As a raging storm looms over the once-majestic plantation home, the three Jewish men prepare for Passover and, as they struggle to rebuild their lives, uncover a tangle of secrets that threatens the family and their shared faith.

The play, written by Matthew Lopez, sold out after its debut in New York’s Manhattan Theatre Club and ran 101 performances off Broadway. It garnered Obie and Lucille Lortel Awards, which recognize excellence in New York off-Broadway theater.

To get a feel for the script, Buderwitz read it straight through the first time — a process that he compared to a first date. Reading it a second time made him aware of metaphors and motifs he missed earlier. He noted the time of day, location, season, historical period and any set changes called for in the script. The plot revealed the devastation wreaked by four years of war on a once-proud, elegant South.

Buderwitz learned that during the last days of Richmond, owners feared looting and protected their homes by setting fire to their stored ammunition. Once families abandoned their homes, furniture and possessions were stolen, leaving bare and decaying mansions.

After analyzing the play, he talked to Martin Benson, co-founder of SCR and “Whipping Man” director, to discuss the details of the set and Benson’s interpretation of the script. Their exchange helped clarify the steps that Buderwitz would need to take in the set-design process. He drew rough sketches and built a miniature three-dimensional model showing how the set would look when finished.
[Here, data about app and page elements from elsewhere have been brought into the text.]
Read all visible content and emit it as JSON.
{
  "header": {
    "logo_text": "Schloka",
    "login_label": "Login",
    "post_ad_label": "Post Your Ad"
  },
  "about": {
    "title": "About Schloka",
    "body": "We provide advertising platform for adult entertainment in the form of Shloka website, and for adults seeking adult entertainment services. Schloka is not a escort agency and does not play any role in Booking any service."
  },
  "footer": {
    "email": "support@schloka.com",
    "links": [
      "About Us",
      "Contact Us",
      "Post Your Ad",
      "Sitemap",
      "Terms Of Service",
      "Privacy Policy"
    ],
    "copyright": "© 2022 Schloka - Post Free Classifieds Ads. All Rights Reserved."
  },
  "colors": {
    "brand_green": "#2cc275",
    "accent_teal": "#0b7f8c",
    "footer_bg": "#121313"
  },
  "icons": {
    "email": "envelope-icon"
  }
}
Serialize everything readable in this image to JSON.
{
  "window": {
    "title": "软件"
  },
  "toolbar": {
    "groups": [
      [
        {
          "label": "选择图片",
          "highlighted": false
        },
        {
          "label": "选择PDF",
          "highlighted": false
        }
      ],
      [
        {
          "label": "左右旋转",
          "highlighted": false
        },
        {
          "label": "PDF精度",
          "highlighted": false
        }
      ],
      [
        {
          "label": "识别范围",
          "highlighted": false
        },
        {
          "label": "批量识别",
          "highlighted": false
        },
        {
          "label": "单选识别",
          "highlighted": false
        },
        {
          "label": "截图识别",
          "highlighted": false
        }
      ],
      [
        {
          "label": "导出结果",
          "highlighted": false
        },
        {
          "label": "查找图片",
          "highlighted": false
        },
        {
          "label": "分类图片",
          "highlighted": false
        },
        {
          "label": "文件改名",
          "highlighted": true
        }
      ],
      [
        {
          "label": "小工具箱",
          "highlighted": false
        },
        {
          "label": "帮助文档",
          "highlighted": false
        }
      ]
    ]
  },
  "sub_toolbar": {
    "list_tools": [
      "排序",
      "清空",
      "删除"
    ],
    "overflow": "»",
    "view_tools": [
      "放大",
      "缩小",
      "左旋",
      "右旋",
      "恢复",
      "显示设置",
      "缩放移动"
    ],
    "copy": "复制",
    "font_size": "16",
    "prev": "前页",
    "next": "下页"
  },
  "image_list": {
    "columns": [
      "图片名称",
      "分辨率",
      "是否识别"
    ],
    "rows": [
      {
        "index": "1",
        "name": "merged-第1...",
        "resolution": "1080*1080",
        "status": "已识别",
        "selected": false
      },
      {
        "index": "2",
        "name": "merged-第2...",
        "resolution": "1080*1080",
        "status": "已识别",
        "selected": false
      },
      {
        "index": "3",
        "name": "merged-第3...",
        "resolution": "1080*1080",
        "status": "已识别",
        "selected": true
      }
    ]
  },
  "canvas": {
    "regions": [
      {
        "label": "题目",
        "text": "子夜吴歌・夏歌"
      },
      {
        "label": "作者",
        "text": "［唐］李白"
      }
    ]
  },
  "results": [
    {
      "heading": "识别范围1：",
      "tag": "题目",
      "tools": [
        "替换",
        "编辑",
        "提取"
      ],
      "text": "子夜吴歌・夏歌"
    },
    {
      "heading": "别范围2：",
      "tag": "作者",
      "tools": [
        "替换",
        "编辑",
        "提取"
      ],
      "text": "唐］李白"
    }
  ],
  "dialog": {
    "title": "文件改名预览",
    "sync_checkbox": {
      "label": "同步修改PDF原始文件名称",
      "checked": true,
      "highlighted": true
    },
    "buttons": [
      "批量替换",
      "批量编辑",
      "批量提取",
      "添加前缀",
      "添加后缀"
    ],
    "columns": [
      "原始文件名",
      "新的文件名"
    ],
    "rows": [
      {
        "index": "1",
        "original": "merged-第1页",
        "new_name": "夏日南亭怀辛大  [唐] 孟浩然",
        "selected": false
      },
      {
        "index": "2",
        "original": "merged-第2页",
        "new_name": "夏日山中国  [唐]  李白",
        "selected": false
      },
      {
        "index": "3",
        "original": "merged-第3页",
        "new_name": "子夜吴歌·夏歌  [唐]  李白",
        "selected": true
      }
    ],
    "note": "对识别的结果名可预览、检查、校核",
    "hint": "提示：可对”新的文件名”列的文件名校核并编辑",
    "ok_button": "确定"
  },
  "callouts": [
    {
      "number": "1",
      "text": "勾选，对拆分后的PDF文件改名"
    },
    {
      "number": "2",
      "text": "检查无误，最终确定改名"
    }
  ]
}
He met with the costume designer to ensure that the actors’ clothing did not match the paint on the scenery walls.

Once Buderwitz communicated his ideas and showed the general layout and placement of the furniture, a master carpenter off-site took the working drawing and built the set. A week before Christmas, Buderwitz said, he had to stop by the production’s paint shop to check on the scenery’s status.

Everything, he said, is in support of the actors. Buderwitz always anticipates watching the cast discover and inhabit the designs he created. The cast and crew will hold technical rehearsals this weekend and learn if they are to make any changes.

Buderwitz doesn’t have much left to add to the set, but his job of designing physical surroundings continues year-round. Buderwitz shares his 25 years of set design with dramatic-arts students as an adjunct professor at USC — and he teaches them, among other things, that listening to music is a rule for set design.

“Mozart is music for the gods,” he said before a pause. “But there’s just something in Kurt Cobain and sometimes, just sometimes, you have to listen to Nirvana.”


What: “The Whipping Man”

When: 7:45 p.m. Tuesdays through Fridays, 2 and 7:45 p.m. Saturdays and Sundays, Jan. 4 through 25

Where: South Coast Repertory, 655 Town Center Drive, Costa Mesa

Cost: Tickets start at $51

Information: (714) 708-5555 or visit